In her encore, she closed with Heartbreaker that went into a bit of Ring of Fire then into a snippet of Zeppelin’s Heartbreaker then back to her Heartbreaker.
All in all it was a fun show and I’m glad I went. I’m seeing Chicago Monday and I am all fired up about it (yes, I went there).
March 20, 1964. That’s my middle brother’s birthday. He died just over a year ago but he was a huge Yes fan and subsequently I became one. Yes played the Moody Theater at ACL Live last night and it would have been his 49th birthday. He especially loved Fragile and Close to the Edge and both of those albums are very special to me.
When I saw it announced that Yes was going to play The Yes Album, Close to the Edge and Going for the One in their entirety, I had to go. Especially since it was going to be at the fantastic Moody Theater. It’s my favorite venue in town.
I typically buy 2 tickets to most shows that I want to see, one for me and one to sell to a friend or to offer as a special gift. My friend Chuck is a huge Yes fan and a phenomenal bassist and he was the first I thought of when I scored front row center balcony seats. That’s my favorite spot in the theater. It was Chuck’s first time there and he liked it a lot.
The show started slightly after 8PM and they opened the show with the Close to the Edge album. I hadn’t yet seen/heard the new singer, Jon Davison. Now let me drop back and say that I’ve seen Yes twice before with Jon Anderson…one in 1998 with The Alan Parson Project(!!!) and again in 2000 with Kansas. That show in 1998 was incredible while the 2000 show left me pretty bored.

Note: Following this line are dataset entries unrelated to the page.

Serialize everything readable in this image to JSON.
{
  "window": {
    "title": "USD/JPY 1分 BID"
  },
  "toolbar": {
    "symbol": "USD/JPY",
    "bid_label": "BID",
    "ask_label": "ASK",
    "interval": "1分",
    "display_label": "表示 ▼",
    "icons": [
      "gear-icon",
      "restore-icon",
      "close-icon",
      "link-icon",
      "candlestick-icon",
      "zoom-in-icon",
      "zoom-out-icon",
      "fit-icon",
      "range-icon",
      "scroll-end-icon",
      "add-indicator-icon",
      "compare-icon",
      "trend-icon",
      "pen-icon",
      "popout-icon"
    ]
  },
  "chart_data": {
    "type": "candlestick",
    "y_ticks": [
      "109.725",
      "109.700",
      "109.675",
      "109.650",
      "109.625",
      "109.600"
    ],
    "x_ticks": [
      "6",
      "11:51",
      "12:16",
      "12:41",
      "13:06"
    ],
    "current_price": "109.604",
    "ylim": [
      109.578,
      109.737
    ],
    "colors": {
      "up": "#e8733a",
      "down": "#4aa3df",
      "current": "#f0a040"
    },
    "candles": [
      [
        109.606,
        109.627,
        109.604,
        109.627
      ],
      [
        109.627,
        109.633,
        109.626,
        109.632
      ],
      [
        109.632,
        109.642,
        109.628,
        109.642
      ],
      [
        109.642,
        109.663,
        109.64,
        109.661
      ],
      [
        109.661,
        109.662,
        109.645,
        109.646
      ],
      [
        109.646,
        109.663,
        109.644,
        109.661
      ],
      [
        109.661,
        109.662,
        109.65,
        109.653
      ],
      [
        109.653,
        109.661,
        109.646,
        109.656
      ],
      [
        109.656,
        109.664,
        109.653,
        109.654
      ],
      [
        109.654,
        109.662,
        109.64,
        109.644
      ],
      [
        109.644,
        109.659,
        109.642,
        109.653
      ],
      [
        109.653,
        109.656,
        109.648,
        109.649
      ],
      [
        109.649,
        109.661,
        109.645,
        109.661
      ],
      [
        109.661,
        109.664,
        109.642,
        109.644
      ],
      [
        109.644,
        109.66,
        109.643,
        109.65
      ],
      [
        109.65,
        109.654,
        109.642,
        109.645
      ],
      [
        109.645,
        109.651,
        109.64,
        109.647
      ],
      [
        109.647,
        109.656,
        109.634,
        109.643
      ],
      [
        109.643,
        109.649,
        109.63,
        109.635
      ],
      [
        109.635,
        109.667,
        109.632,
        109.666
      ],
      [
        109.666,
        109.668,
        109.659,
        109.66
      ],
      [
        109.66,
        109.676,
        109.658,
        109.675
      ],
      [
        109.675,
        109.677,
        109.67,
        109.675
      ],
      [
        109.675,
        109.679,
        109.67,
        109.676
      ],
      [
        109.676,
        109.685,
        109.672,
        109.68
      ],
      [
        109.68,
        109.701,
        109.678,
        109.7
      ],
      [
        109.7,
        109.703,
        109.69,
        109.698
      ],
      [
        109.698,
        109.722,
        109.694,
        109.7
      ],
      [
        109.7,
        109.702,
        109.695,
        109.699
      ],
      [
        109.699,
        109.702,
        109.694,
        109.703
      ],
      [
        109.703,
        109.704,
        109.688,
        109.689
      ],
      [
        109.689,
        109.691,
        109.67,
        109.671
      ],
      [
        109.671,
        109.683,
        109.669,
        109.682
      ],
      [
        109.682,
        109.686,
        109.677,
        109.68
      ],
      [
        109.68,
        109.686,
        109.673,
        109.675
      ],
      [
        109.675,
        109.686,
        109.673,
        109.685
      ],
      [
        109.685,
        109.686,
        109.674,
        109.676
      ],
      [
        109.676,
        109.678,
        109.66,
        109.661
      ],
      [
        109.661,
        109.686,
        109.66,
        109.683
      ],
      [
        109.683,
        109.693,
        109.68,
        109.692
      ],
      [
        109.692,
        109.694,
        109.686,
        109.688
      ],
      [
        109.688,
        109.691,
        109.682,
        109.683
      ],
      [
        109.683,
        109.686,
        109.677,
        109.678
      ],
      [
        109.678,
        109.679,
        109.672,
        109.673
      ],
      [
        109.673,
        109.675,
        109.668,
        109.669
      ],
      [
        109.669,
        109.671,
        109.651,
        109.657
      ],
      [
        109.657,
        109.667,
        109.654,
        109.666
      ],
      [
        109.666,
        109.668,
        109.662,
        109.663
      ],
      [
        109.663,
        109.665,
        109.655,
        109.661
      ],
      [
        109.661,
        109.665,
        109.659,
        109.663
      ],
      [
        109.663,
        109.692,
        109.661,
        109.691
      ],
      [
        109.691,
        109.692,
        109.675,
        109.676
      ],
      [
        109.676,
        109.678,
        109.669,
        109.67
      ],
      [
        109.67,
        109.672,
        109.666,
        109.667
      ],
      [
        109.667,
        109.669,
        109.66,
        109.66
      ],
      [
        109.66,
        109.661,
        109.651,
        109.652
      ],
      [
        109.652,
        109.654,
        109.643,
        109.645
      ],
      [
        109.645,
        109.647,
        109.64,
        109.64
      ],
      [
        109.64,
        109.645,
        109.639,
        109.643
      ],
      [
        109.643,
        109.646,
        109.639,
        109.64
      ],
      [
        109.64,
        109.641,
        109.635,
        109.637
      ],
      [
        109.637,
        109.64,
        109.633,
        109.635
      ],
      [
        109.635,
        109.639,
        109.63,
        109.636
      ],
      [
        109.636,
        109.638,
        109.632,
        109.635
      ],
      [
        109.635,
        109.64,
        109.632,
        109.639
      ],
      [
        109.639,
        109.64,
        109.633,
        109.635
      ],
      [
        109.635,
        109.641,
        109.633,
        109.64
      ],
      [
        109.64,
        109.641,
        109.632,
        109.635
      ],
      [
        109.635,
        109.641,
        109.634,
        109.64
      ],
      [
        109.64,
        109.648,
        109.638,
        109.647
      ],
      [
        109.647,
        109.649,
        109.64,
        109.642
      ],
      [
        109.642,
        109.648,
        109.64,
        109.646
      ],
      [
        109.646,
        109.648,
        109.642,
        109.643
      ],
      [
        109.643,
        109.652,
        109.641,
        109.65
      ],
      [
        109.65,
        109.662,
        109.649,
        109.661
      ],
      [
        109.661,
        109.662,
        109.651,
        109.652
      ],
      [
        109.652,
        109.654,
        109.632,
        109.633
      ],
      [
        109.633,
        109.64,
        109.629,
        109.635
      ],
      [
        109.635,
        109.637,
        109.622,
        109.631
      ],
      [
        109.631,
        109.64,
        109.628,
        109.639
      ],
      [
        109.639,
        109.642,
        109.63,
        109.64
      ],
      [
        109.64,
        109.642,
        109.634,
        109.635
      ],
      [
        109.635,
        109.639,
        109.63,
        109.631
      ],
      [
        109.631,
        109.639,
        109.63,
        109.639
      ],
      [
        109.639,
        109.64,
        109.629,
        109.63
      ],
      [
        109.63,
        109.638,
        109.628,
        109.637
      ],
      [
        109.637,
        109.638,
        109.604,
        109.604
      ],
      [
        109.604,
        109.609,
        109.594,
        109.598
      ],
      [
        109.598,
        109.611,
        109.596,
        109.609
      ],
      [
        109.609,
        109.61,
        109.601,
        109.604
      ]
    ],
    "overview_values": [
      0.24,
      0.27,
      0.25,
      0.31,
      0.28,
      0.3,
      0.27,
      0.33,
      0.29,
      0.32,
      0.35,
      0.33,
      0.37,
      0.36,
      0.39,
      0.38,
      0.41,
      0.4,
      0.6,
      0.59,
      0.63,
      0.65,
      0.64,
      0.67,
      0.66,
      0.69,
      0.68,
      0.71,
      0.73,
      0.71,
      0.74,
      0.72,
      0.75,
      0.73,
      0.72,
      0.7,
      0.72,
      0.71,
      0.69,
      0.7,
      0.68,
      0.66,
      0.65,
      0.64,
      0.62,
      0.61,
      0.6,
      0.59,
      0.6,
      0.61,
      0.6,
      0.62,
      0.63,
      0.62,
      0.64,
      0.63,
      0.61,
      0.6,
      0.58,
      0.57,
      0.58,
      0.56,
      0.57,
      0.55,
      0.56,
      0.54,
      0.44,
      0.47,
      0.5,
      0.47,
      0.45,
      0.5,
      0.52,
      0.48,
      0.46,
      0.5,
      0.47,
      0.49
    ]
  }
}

But last night I was not bored. They came out and nailed it for the most part. The new singer left me not really even noticing or even missing Anderson. Davison has the pipes and he sounded incredible. The band went right into Going for the One, and album of their that I love. I’ll admit that my 3 faves are Drama, Tormato and Going for the One. After getting through GftO, they took a 20 minute intermission.
The closed the set out with The Yes Album. It was great.
I’ll admit to getting a little verklempt during the song Close to the Edge. Memories of my brother flushed through me hard. During several songs throughout the set I got chills, mainly because of the awesomeness of the songs…mainly And You and I and Wondrous Stories.
Sound-wise, I thought the keyboards were a little overbearing and the bass was a little low in the mix. Even though it was a phenomenal show and probably the last time I’ll ever see them, they weren’t perfect. Compared to the previous shows I’ve seen, they’ve collectively lost a step. While Steve Howe is one of my favorite players, he’s always had a bit of a choppy style. Last night he was missing some notes and it even sounded like he missed his cue in a few solos. However, vocally he still sounded great. His acoustic piece, Clap, was pretty awesome. Chris Squire seemed spot on and his vocals were great, too. Finally, Alan White. He wasn’t playing with the power that I had seen before, but he is 63 and still touring, so there’s that. And again, Jon Davison’s vocals were stellar. That dude can flat out sing.
The encore was Roundabout (see below).
If they do end up touring again, I’d certainly go. Glad I got to see them again, for sure.